**Your objective**
Using the data below, please return every line exactly as given.

**Recorded data**
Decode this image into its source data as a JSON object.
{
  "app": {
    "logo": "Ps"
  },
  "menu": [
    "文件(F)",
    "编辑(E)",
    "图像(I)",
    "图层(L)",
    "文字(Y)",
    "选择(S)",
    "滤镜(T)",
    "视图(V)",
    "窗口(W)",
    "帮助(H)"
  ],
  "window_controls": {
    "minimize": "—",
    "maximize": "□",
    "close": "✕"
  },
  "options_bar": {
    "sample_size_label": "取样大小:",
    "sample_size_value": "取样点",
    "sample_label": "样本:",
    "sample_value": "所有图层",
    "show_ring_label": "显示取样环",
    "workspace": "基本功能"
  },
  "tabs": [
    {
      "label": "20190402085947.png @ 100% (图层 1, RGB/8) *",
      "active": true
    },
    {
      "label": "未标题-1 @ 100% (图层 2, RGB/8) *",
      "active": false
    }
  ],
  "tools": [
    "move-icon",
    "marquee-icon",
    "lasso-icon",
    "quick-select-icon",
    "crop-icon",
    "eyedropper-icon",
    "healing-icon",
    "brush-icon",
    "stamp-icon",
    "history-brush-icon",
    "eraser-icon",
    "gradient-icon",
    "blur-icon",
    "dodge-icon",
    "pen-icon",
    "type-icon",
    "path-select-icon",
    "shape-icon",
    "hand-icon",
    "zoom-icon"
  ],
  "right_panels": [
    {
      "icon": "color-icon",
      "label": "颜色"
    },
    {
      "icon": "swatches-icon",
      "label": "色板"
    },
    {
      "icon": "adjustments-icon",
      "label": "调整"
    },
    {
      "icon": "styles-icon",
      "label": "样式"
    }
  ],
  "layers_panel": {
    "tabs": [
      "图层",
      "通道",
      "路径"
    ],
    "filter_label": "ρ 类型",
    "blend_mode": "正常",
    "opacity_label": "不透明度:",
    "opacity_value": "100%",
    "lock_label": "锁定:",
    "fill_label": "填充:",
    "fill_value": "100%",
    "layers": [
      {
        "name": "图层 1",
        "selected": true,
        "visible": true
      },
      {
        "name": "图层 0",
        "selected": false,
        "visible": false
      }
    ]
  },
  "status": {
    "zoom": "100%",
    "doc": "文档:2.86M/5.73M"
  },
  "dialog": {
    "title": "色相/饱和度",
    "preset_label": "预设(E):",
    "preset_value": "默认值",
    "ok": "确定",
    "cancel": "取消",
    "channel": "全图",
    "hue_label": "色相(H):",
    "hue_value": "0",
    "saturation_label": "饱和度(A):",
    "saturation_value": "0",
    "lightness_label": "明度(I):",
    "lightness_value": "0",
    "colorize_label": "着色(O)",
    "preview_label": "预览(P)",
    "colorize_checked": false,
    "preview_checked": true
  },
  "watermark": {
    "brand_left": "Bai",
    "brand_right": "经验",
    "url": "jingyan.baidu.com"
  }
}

**Exercise solution**
Decode this image into its source data as a JSON object.
{
  "app": {
    "logo": "Ps"
  },
  "menu": [
    "文件(F)",
    "编辑(E)",
    "图像(I)",
    "图层(L)",
    "文字(Y)",
    "选择(S)",
    "滤镜(T)",
    "视图(V)",
    "窗口(W)",
    "帮助(H)"
  ],
  "window_controls": {
    "minimize": "—",
    "maximize": "□",
    "close": "✕"
  },
  "options_bar": {
    "sample_size_label": "取样大小:",
    "sample_size_value": "取样点",
    "sample_label": "样本:",
    "sample_value": "所有图层",
    "show_ring_label": "显示取样环",
    "workspace": "基本功能"
  },
  "tabs": [
    {
      "label": "20190402085947.png @ 100% (图层 1, RGB/8) *",
      "active": true
    },
    {
      "label": "未标题-1 @ 100% (图层 2, RGB/8) *",
      "active": false
    }
  ],
  "tools": [
    "move-icon",
    "marquee-icon",
    "lasso-icon",
    "quick-select-icon",
    "crop-icon",
    "eyedropper-icon",
    "healing-icon",
    "brush-icon",
    "stamp-icon",
    "history-brush-icon",
    "eraser-icon",
    "gradient-icon",
    "blur-icon",
    "dodge-icon",
    "pen-icon",
    "type-icon",
    "path-select-icon",
    "shape-icon",
    "hand-icon",
    "zoom-icon"
  ],
  "right_panels": [
    {
      "icon": "color-icon",
      "label": "颜色"
    },
    {
      "icon": "swatches-icon",
      "label": "色板"
    },
    {
      "icon": "adjustments-icon",
      "label": "调整"
    },
    {
      "icon": "styles-icon",
      "label": "样式"
    }
  ],
  "layers_panel": {
    "tabs": [
      "图层",
      "通道",
      "路径"
    ],
    "filter_label": "ρ 类型",
    "blend_mode": "正常",
    "opacity_label": "不透明度:",
    "opacity_value": "100%",
    "lock_label": "锁定:",
    "fill_label": "填充:",
    "fill_value": "100%",
    "layers": [
      {
        "name": "图层 1",
        "selected": true,
        "visible": true
      },
      {
        "name": "图层 0",
        "selected": false,
        "visible": false
      }
    ]
  },
  "status": {
    "zoom": "100%",
    "doc": "文档:2.86M/5.73M"
  },
  "dialog": {
    "title": "色相/饱和度",
    "preset_label": "预设(E):",
    "preset_value": "默认值",
    "ok": "确定",
    "cancel": "取消",
    "channel": "全图",
    "hue_label": "色相(H):",
    "hue_value": "0",
    "saturation_label": "饱和度(A):",
    "saturation_value": "0",
    "lightness_label": "明度(I):",
    "lightness_value": "0",
    "colorize_label": "着色(O)",
    "preview_label": "预览(P)",
    "colorize_checked": false,
    "preview_checked": true
  },
  "watermark": {
    "brand_left": "Bai",
    "brand_right": "经验",
    "url": "jingyan.baidu.com"
  }
}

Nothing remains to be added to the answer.